EXERCISE —
Apart from the pictures, every entry should be reproduced exactly.
━━ INFORMATION SUPPLIED ━━
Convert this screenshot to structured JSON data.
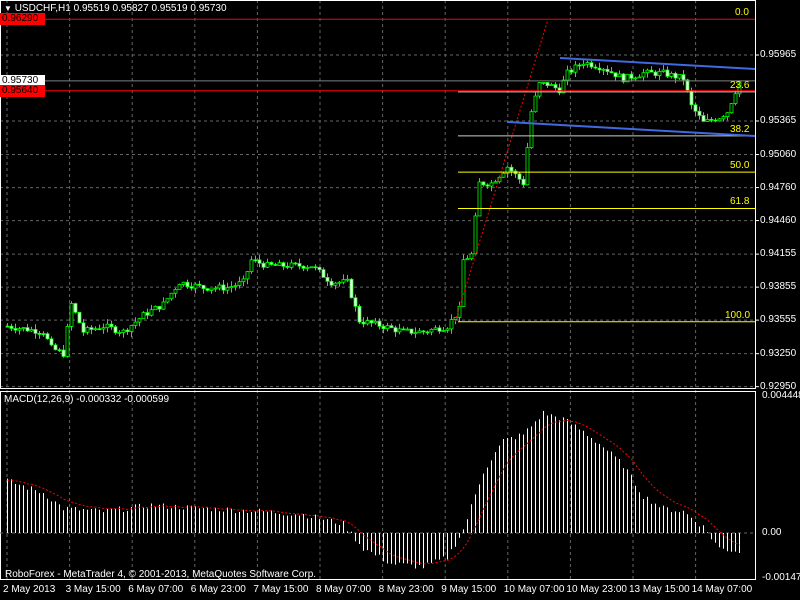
{
  "header": {
    "symbol_line": "USDCHF,H1  0.95519 0.95827 0.95519 0.95730"
  },
  "macd_label": "MACD(12,26,9) -0.000332 -0.000599",
  "footer": "RoboForex - MetaTrader 4, © 2001-2013, MetaQuotes Software Corp.",
  "colors": {
    "bull": "#00ff00",
    "bear": "#00ff00",
    "channel": "#4169e1",
    "fib": "#ffff00",
    "price_line_ask": "#ff0000",
    "bid_line": "#808080",
    "grid": "#646464"
  },
  "price_axis": [
    "0.95965",
    "0.95365",
    "0.95060",
    "0.94760",
    "0.94460",
    "0.94155",
    "0.93855",
    "0.93555",
    "0.93250",
    "0.92950"
  ],
  "price_tags": {
    "high": "0.96290",
    "bid": "0.95730",
    "ask": "0.95640"
  },
  "fib_levels": [
    {
      "label": "0.0",
      "price": 0.9629
    },
    {
      "label": "23.6",
      "price": 0.9563
    },
    {
      "label": "38.2",
      "price": 0.9523
    },
    {
      "label": "50.0",
      "price": 0.949
    },
    {
      "label": "61.8",
      "price": 0.9457
    },
    {
      "label": "100.0",
      "price": 0.9354
    }
  ],
  "macd_axis": [
    "0.004448",
    "0.00",
    "-0.00147"
  ],
  "time_axis": [
    "2 May 2013",
    "3 May 15:00",
    "6 May 07:00",
    "6 May 23:00",
    "7 May 15:00",
    "8 May 07:00",
    "8 May 23:00",
    "9 May 15:00",
    "10 May 07:00",
    "10 May 23:00",
    "13 May 15:00",
    "14 May 07:00"
  ],
  "chart_data": {
    "type": "candlestick",
    "title": "USDCHF,H1",
    "ylim": [
      0.9292,
      0.9639
    ],
    "anchors_bar": [
      1,
      10,
      12,
      15,
      17,
      20,
      25,
      30,
      35,
      40,
      44,
      50,
      56,
      60,
      62,
      66,
      71,
      77,
      82,
      86,
      89,
      95,
      100,
      105,
      111,
      114,
      115,
      117,
      119,
      122,
      126,
      130,
      132,
      134,
      136,
      139,
      141,
      145,
      150,
      155,
      160,
      165,
      170,
      172,
      175,
      179,
      181,
      184
    ],
    "anchors_close": [
      0.935,
      0.9345,
      0.933,
      0.9325,
      0.937,
      0.9345,
      0.935,
      0.9345,
      0.936,
      0.937,
      0.939,
      0.9385,
      0.9385,
      0.939,
      0.941,
      0.9405,
      0.9405,
      0.9405,
      0.939,
      0.939,
      0.9355,
      0.935,
      0.9345,
      0.9345,
      0.935,
      0.9365,
      0.941,
      0.9415,
      0.948,
      0.948,
      0.9495,
      0.948,
      0.9545,
      0.957,
      0.957,
      0.9565,
      0.958,
      0.959,
      0.9585,
      0.9575,
      0.958,
      0.958,
      0.9575,
      0.955,
      0.9535,
      0.954,
      0.9545,
      0.9573
    ],
    "macd": {
      "ylim": [
        -0.00147,
        0.004448
      ],
      "anchors_bar": [
        1,
        10,
        15,
        25,
        37,
        50,
        65,
        75,
        85,
        90,
        97,
        105,
        111,
        115,
        120,
        125,
        130,
        135,
        140,
        145,
        150,
        155,
        160,
        165,
        170,
        175,
        179,
        184
      ],
      "histogram": [
        0.0017,
        0.0013,
        0.0008,
        0.0007,
        0.0009,
        0.0008,
        0.0007,
        0.0006,
        0.0003,
        -0.0005,
        -0.001,
        -0.0011,
        -0.0008,
        0.0001,
        0.002,
        0.003,
        0.0032,
        0.0039,
        0.0037,
        0.0033,
        0.0028,
        0.0022,
        0.0012,
        0.0008,
        0.0007,
        0.0002,
        -0.0005,
        -0.0006
      ]
    }
  }
}
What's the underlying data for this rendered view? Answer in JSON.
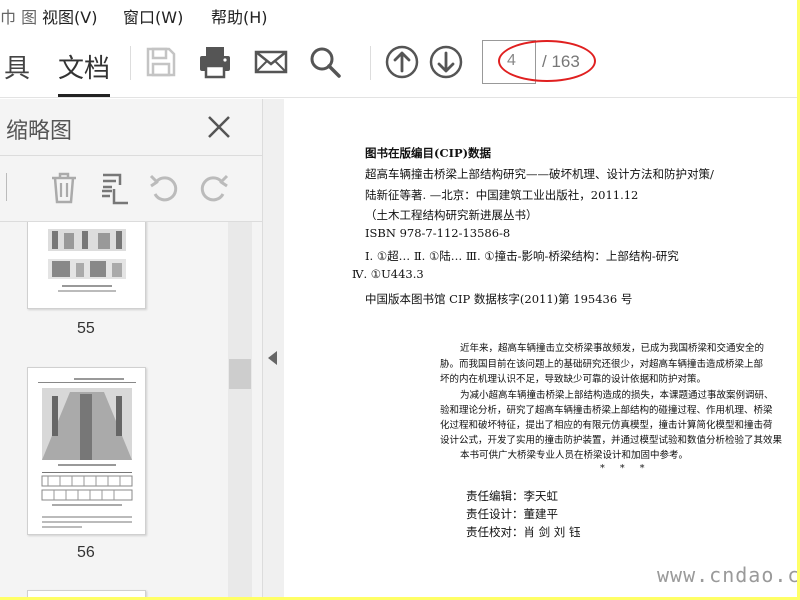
{
  "menubar": {
    "partial": "巾 图",
    "view": "视图(V)",
    "window": "窗口(W)",
    "help": "帮助(H)"
  },
  "toolbar": {
    "tools_tab": "具",
    "document_tab": "文档",
    "current_page": "4",
    "total_pages": "/ 163"
  },
  "thumbnails_panel": {
    "title": "缩略图",
    "pages": [
      {
        "label": "55"
      },
      {
        "label": "56"
      }
    ]
  },
  "document": {
    "cip_heading": "图书在版编目(CIP)数据",
    "cip_lines": [
      "超高车辆撞击桥梁上部结构研究——破坏机理、设计方法和防护对策/",
      "陆新征等著. —北京：中国建筑工业出版社，2011.12",
      "（土木工程结构研究新进展丛书）",
      "ISBN 978-7-112-13586-8",
      "Ⅰ. ①超…   Ⅱ. ①陆…   Ⅲ. ①撞击-影响-桥梁结构：上部结构-研究",
      "Ⅳ. ①U443.3"
    ],
    "cip_record": "中国版本图书馆 CIP 数据核字(2011)第 195436 号",
    "abstract_lines": [
      "近年来，超高车辆撞击立交桥梁事故频发，已成为我国桥梁和交通安全的",
      "胁。而我国目前在该问题上的基础研究还很少，对超高车辆撞击造成桥梁上部",
      "坏的内在机理认识不足，导致缺少可靠的设计依据和防护对策。",
      "为减小超高车辆撞击桥梁上部结构造成的损失，本课题通过事故案例调研、",
      "验和理论分析，研究了超高车辆撞击桥梁上部结构的碰撞过程、作用机理、桥梁",
      "化过程和破坏特征，提出了相应的有限元仿真模型，撞击计算简化模型和撞击荷",
      "设计公式，开发了实用的撞击防护装置，并通过模型试验和数值分析检验了其效果",
      "本书可供广大桥梁专业人员在桥梁设计和加固中参考。"
    ],
    "separator": "*     *     *",
    "credits": [
      "责任编辑：李天虹",
      "责任设计：董建平",
      "责任校对：肖  剑  刘  钰"
    ],
    "watermark": "www.cndao.com"
  },
  "colors": {
    "highlight_ellipse": "#e02020",
    "outer_border": "#ffff66"
  }
}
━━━
OUTPUT FOR THIS TASK —
Convert this screenshot to structured JSON data.
{
  "header": {
    "symbol_line": "USDCHF,H1  0.95519 0.95827 0.95519 0.95730"
  },
  "macd_label": "MACD(12,26,9) -0.000332 -0.000599",
  "footer": "RoboForex - MetaTrader 4, © 2001-2013, MetaQuotes Software Corp.",
  "colors": {
    "bull": "#00ff00",
    "bear": "#00ff00",
    "channel": "#4169e1",
    "fib": "#ffff00",
    "price_line_ask": "#ff0000",
    "bid_line": "#808080",
    "grid": "#646464"
  },
  "price_axis": [
    "0.95965",
    "0.95365",
    "0.95060",
    "0.94760",
    "0.94460",
    "0.94155",
    "0.93855",
    "0.93555",
    "0.93250",
    "0.92950"
  ],
  "price_tags": {
    "high": "0.96290",
    "bid": "0.95730",
    "ask": "0.95640"
  },
  "fib_levels": [
    {
      "label": "0.0",
      "price": 0.9629
    },
    {
      "label": "23.6",
      "price": 0.9563
    },
    {
      "label": "38.2",
      "price": 0.9523
    },
    {
      "label": "50.0",
      "price": 0.949
    },
    {
      "label": "61.8",
      "price": 0.9457
    },
    {
      "label": "100.0",
      "price": 0.9354
    }
  ],
  "macd_axis": [
    "0.004448",
    "0.00",
    "-0.00147"
  ],
  "time_axis": [
    "2 May 2013",
    "3 May 15:00",
    "6 May 07:00",
    "6 May 23:00",
    "7 May 15:00",
    "8 May 07:00",
    "8 May 23:00",
    "9 May 15:00",
    "10 May 07:00",
    "10 May 23:00",
    "13 May 15:00",
    "14 May 07:00"
  ],
  "chart_data": {
    "type": "candlestick",
    "title": "USDCHF,H1",
    "ylim": [
      0.9292,
      0.9639
    ],
    "anchors_bar": [
      1,
      10,
      12,
      15,
      17,
      20,
      25,
      30,
      35,
      40,
      44,
      50,
      56,
      60,
      62,
      66,
      71,
      77,
      82,
      86,
      89,
      95,
      100,
      105,
      111,
      114,
      115,
      117,
      119,
      122,
      126,
      130,
      132,
      134,
      136,
      139,
      141,
      145,
      150,
      155,
      160,
      165,
      170,
      172,
      175,
      179,
      181,
      184
    ],
    "anchors_close": [
      0.935,
      0.9345,
      0.933,
      0.9325,
      0.937,
      0.9345,
      0.935,
      0.9345,
      0.936,
      0.937,
      0.939,
      0.9385,
      0.9385,
      0.939,
      0.941,
      0.9405,
      0.9405,
      0.9405,
      0.939,
      0.939,
      0.9355,
      0.935,
      0.9345,
      0.9345,
      0.935,
      0.9365,
      0.941,
      0.9415,
      0.948,
      0.948,
      0.9495,
      0.948,
      0.9545,
      0.957,
      0.957,
      0.9565,
      0.958,
      0.959,
      0.9585,
      0.9575,
      0.958,
      0.958,
      0.9575,
      0.955,
      0.9535,
      0.954,
      0.9545,
      0.9573
    ],
    "macd": {
      "ylim": [
        -0.00147,
        0.004448
      ],
      "anchors_bar": [
        1,
        10,
        15,
        25,
        37,
        50,
        65,
        75,
        85,
        90,
        97,
        105,
        111,
        115,
        120,
        125,
        130,
        135,
        140,
        145,
        150,
        155,
        160,
        165,
        170,
        175,
        179,
        184
      ],
      "histogram": [
        0.0017,
        0.0013,
        0.0008,
        0.0007,
        0.0009,
        0.0008,
        0.0007,
        0.0006,
        0.0003,
        -0.0005,
        -0.001,
        -0.0011,
        -0.0008,
        0.0001,
        0.002,
        0.003,
        0.0032,
        0.0039,
        0.0037,
        0.0033,
        0.0028,
        0.0022,
        0.0012,
        0.0008,
        0.0007,
        0.0002,
        -0.0005,
        -0.0006
      ]
    }
  }
}
What's the underlying data for this rendered view? Answer in JSON.
{
  "menubar": {
    "partial": "巾 图",
    "view": "视图(V)",
    "window": "窗口(W)",
    "help": "帮助(H)"
  },
  "toolbar": {
    "tools_tab": "具",
    "document_tab": "文档",
    "current_page": "4",
    "total_pages": "/ 163"
  },
  "thumbnails_panel": {
    "title": "缩略图",
    "pages": [
      {
        "label": "55"
      },
      {
        "label": "56"
      }
    ]
  },
  "document": {
    "cip_heading": "图书在版编目(CIP)数据",
    "cip_lines": [
      "超高车辆撞击桥梁上部结构研究——破坏机理、设计方法和防护对策/",
      "陆新征等著. —北京：中国建筑工业出版社，2011.12",
      "（土木工程结构研究新进展丛书）",
      "ISBN 978-7-112-13586-8",
      "Ⅰ. ①超…   Ⅱ. ①陆…   Ⅲ. ①撞击-影响-桥梁结构：上部结构-研究",
      "Ⅳ. ①U443.3"
    ],
    "cip_record": "中国版本图书馆 CIP 数据核字(2011)第 195436 号",
    "abstract_lines": [
      "近年来，超高车辆撞击立交桥梁事故频发，已成为我国桥梁和交通安全的",
      "胁。而我国目前在该问题上的基础研究还很少，对超高车辆撞击造成桥梁上部",
      "坏的内在机理认识不足，导致缺少可靠的设计依据和防护对策。",
      "为减小超高车辆撞击桥梁上部结构造成的损失，本课题通过事故案例调研、",
      "验和理论分析，研究了超高车辆撞击桥梁上部结构的碰撞过程、作用机理、桥梁",
      "化过程和破坏特征，提出了相应的有限元仿真模型，撞击计算简化模型和撞击荷",
      "设计公式，开发了实用的撞击防护装置，并通过模型试验和数值分析检验了其效果",
      "本书可供广大桥梁专业人员在桥梁设计和加固中参考。"
    ],
    "separator": "*     *     *",
    "credits": [
      "责任编辑：李天虹",
      "责任设计：董建平",
      "责任校对：肖  剑  刘  钰"
    ],
    "watermark": "www.cndao.com"
  },
  "colors": {
    "highlight_ellipse": "#e02020",
    "outer_border": "#ffff66"
  }
}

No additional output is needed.